Courtenay centennial committee chair Ron Webber presents a $1

Centennial proceeds support youth programs

Centennial Legacy Endowment receives first contribution

  • Mar. 17, 2015 2:00 p.m.

The enthusiasm that local residents are showing for the City of Courtenay’s centennial celebrations has been tremendous so far, and the centennial celebration committee is hard at work planning more community events and fundraising initiatives.

All proceeds from the centennial celebrations will be added to the Centennial Legacy Endowment, a fund that will be donated to the Comox Valley Community Foundation, where it will be directed to fund programs that specifically support youth.

“We want to support Courtenay’s youth and provide them with a community experience they will value as they go through life, no matter where their future takes them,” said former Courtenay Mayor Ron Webber.

One of the fundraising initiatives that will contribute to the Legacy Endowment Fund is the sale of Courtenay centennial T-Shirts, which will soon be available for sale at the Lewis Centre and the Florence Filberg Centre.
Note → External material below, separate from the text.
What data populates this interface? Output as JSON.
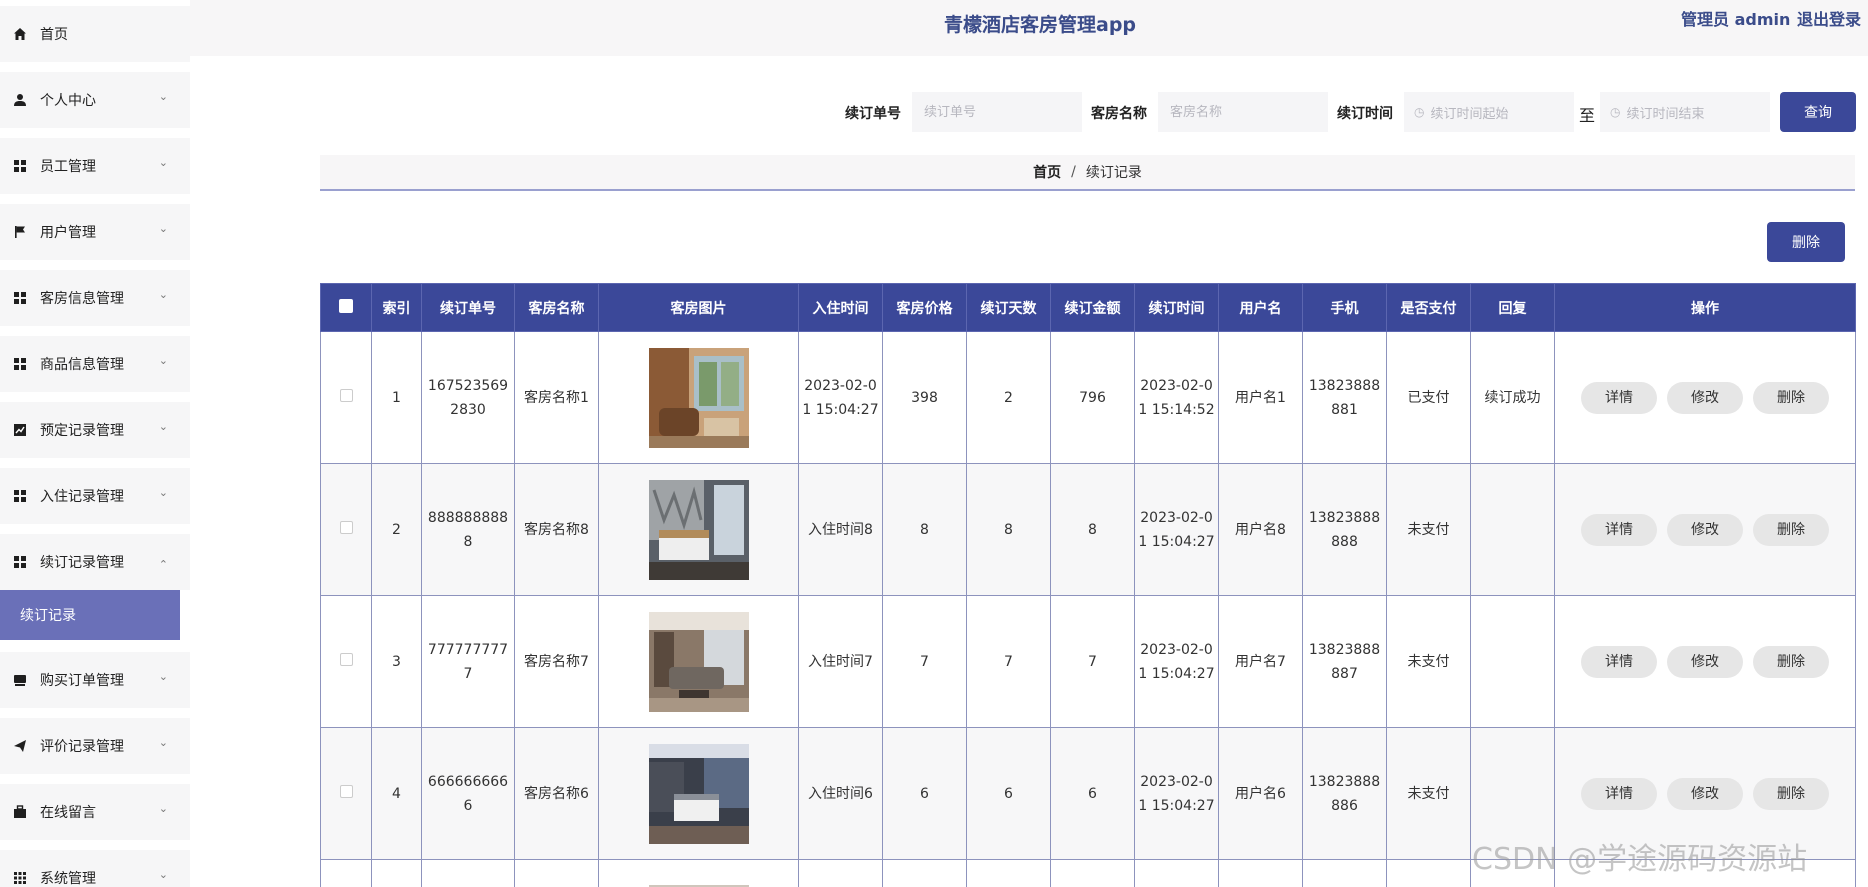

You can find updates to more upcoming fundraisers on the City of Courtenay website at www.courtenay.ca, or on Facebook and Twitter using the official hashtag #Courtenay100.

Also coming up is the Citizens of the Century Award nomination deadline on March 31. If you’d like to acknowledge the contribution of a volunteer in your family or business, past or present, there’s still time to nominate them for this prestigious award.

The awards are sponsored by the Canadian Western Bank, and the eligibility requirements and nomination form are available online on the City of Courtenay website.

For more information about business sponsorship or volunteer opportunities for upcoming events, contact the Courtenay Centennial Celebration Committee at 100years@courtenay.ca or call 250-334-4441.

 

Just Posted

Comox Valley Regional District candidates address agricultural issues

Mid-Island Farmers’ Institute hosts all-candidates meeting

Puff, puff, pass: Cannabis is officially legal across Canada

B.C. has only one bricks-and-mortar marijuana store

Kingfisher Oceanside Resort & Spa wins prestigious award

The annual Tourism Vancouver Island Gala Dinner and Awards Ceremony was held… Continue reading

Workplace weed: what is allowed with cannabis legalization

Can you smoke a joint and then go to work starting Wednesday?… Continue reading

Mount Washington maintains smoke-free policy in light of marijuana legalization

The policy bans all smoking, including cigarettes, vaporizers and marijuana

VIDEO: First legal cannabis purchases as midnight strikes in eastern Canada

Newfoundland and Labrador was the first province to kick off the sale of cannabis, just after midnight local time

Boeser tallies in OT as Canucks beat Penguins 3-2

Vancouver wins without star rookie Pettersson

Mayor of Kamloops says ‘history has been made’ with vote on B.C.’s lone pot shop

The store to be run by the province in B.C.’s Interior is opening Wednesday as pot sales become legal across Canada

New bus route to ‘replace’ Greyhound along Trans-Canada Highway

Rider Express Transportation says they will soon begin a bus service from Winnipeg to Vancouver

U.S. pot firm urges Trump to deny Canadian producers ‘competitive advantage’

The challenge for U.S. firms lies in the fact that while recreational cannabis is legal in nine states and medicinal pot in 22 others, it remains illegal under federal law

Government says imprisoned Canadian terror suspects must face consequences

Public Safety Minister Ralph Goodale showed little sympathy Tuesday for such individuals who now want to return to Canada

How rules for inmate segregation in Canada will change under Bill C-83

Federal government proposing changes to rules around inmates in federal correctional institutions

Comox Valley RCMP briefs and warrants

Drug Trafficking On Oct. 3, 2018, at approximately 2:40 p.m., the Comox… Continue reading

Visit the living library at the Cumberland museum

Herstory features Leslie Baird, Oct. 25

Most Read